I noticed on the wall of a preschool class once a page explaining the reason behind the children creating self-portraits. These were typically drawn at the beginning of the year and the exercise repeated during the year. The notice described how a self-portrait is an opportunity for children to learn to understand themselves as well as others. It went on to say that self portraits were not limited to physical appearance and looked at the thoughts and emotions of the child. They gave insight into the child’s self-concept and was a great way for an adult to see a child through that child’s own eyes. At the end of the year they looked back at the self-portraits and were able to see how far they had come not only in their motor skills but their personal growth inside and out.
I wonder how we would draw ourselves if we had the opportunity at the beginning of each year, or even every other month and we were able to look back on our progress some time later? I wonder how we would draw each other? We don’t often see ourselves the way others do. I had a conversation with someone once about partners holding a mirror to each other and being able to see themselves through their partners eyes. I am a big fan of this as my belief is that any relationship, romantic or otherwise, is an opportunity to grow as a person and to encourage the other person in that relationship to grow as well, the intention being for both people to ultimately become better versions of themselves.
During a yoga class the teacher read a passage which included the following quote “seeing yourself through honesty can be jarring and tough, it can even temporarily cause imbalance in your life. It is hard work to open yourself up to release your burdens… it may hurt at first, but it is ultimately for your highest good.”
Who do you see in the mirror? The programming of our self-image and how we describe ourselves begins very early in life. During our first six years we passively absorb and believe what is passed on to us from the outside world. Over time a social mask is formed often causing us to lose sight of who we really are. Many of us end up a half version of our real self. We forget or don’t realise who we are meant to be. Aristotle the Greek Philosopher said “The best life is spent trying to understand who one’s self is and become it.”
Perhaps the first key to ‘becoming’ who we really are is to learn and understand who we really are. This is where we shift our focus inwards.
Do we have so much clutter in our lives and clutter in our minds that we do not allow ourselves to focus on what is really important? Do we give ourselves chances to grow instead embarking on a lifetime of self-sabotage?
I remember a time when Ben questioned everything. He questioned what was going on in his life, what his values were, who he really was, and he became very in touch with how he was feeling from day to day. I remember how challenging it was for him at times and is for so many young people trying to navigate their way through these years of self-discovery.
Sadly, it seems we all go through this period and then some years later we forget that we had already taken those first crucial steps to getting to know our real selves. Life becomes ‘busy’ and everything else becomes a priority.
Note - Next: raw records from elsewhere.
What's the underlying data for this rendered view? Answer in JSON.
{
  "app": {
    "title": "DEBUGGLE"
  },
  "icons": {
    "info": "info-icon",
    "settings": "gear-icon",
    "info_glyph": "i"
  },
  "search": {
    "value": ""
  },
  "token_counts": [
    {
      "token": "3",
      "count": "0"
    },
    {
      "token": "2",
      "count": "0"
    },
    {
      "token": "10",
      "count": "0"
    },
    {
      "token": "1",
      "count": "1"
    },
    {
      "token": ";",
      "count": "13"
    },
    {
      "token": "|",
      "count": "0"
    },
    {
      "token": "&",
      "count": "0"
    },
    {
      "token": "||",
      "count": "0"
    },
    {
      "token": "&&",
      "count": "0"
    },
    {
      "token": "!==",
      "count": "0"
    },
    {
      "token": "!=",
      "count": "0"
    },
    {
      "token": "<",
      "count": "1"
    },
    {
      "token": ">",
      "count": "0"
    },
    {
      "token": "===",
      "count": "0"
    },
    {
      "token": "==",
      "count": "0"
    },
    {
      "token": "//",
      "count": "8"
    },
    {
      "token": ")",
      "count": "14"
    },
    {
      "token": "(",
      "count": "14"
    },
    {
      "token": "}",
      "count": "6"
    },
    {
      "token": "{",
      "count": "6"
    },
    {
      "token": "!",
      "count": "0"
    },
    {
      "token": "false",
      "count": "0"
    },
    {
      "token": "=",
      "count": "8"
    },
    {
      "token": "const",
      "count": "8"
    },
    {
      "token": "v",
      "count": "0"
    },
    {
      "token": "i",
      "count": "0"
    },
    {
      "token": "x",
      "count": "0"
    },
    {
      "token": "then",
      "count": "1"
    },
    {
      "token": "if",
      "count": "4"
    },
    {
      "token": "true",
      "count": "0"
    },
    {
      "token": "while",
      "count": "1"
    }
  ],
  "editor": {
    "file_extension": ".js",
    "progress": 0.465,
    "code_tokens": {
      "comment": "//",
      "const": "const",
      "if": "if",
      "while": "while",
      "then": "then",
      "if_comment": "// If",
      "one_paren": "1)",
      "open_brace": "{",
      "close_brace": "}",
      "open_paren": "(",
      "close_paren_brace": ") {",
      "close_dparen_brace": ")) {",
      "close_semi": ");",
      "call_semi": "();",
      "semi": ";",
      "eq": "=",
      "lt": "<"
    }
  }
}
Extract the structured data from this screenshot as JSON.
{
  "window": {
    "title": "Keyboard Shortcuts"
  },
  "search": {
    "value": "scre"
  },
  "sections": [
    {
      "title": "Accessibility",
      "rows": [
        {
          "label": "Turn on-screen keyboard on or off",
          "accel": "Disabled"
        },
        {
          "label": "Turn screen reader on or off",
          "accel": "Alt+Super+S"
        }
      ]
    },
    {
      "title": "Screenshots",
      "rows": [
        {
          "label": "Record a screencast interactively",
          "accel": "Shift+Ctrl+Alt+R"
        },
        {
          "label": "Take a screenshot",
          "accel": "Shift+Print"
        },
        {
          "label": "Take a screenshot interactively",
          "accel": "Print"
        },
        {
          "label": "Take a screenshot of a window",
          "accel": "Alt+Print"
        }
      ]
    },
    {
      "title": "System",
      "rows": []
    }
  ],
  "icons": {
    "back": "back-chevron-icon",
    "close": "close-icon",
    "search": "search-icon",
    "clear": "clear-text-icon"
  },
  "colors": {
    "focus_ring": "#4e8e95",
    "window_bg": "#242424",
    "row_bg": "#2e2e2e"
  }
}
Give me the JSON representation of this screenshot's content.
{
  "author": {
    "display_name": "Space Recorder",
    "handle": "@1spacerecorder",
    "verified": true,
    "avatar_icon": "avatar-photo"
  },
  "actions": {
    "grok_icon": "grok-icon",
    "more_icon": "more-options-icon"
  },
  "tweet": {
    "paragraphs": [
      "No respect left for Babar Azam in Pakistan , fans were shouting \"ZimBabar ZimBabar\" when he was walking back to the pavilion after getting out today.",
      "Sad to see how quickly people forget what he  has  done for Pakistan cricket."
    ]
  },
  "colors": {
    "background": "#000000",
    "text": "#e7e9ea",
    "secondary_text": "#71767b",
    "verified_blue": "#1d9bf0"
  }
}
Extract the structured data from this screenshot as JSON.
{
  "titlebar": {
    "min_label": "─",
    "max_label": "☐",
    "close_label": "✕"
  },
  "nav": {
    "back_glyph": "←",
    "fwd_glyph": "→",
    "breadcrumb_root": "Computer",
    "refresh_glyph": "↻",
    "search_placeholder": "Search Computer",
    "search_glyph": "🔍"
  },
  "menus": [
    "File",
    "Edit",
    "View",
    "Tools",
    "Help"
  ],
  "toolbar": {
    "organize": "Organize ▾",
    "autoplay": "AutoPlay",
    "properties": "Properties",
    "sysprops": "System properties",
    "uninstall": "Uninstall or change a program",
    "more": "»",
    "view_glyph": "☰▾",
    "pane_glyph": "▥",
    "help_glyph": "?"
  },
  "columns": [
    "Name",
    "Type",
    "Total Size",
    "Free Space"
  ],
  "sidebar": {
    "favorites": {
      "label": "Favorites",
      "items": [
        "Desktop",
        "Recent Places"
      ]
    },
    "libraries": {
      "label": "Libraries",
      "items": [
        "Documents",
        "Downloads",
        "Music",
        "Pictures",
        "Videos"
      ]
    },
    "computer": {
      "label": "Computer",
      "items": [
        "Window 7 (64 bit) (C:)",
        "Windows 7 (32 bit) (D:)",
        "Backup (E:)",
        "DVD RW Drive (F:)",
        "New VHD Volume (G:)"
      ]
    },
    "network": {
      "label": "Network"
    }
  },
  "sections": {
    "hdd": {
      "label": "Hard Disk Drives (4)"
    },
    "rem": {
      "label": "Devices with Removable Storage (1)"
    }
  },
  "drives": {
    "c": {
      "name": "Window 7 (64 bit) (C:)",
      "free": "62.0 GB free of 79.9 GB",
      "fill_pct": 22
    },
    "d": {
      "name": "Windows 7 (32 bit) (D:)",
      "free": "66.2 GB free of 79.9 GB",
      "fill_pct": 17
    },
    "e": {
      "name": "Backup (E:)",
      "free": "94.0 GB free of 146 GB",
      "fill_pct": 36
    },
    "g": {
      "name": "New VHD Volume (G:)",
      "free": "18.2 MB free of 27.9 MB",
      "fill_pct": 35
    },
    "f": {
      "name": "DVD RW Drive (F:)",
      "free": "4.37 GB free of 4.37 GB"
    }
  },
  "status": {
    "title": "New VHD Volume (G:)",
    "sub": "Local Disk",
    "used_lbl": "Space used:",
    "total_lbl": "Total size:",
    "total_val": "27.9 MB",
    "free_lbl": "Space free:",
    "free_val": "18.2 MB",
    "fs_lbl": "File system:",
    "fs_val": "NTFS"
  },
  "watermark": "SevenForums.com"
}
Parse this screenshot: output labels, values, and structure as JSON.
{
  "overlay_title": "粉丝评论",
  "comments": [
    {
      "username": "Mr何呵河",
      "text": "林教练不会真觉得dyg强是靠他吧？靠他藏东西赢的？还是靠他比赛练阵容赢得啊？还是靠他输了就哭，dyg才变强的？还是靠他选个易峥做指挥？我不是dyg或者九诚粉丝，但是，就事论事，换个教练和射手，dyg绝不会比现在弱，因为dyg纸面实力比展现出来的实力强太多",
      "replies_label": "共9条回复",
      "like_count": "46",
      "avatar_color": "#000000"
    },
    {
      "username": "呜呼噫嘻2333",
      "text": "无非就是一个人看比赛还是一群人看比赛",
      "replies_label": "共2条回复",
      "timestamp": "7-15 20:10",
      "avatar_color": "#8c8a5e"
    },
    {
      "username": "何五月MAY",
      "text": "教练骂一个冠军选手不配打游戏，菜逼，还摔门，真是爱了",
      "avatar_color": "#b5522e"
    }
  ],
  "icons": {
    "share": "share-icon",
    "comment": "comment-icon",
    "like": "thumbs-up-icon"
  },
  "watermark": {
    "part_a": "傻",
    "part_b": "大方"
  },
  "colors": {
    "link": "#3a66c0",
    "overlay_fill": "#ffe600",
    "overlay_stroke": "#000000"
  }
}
And then, occasionally, something happens.
A life changing circumstance… either within or out of our control.
A ‘wake up’ call so to speak and we are forced to once again look in the mirror and see past the physical self to something much deeper. A truer version of who we have become.
This is never a bad thing… whether we like what we see or not.
Dalya xx 💙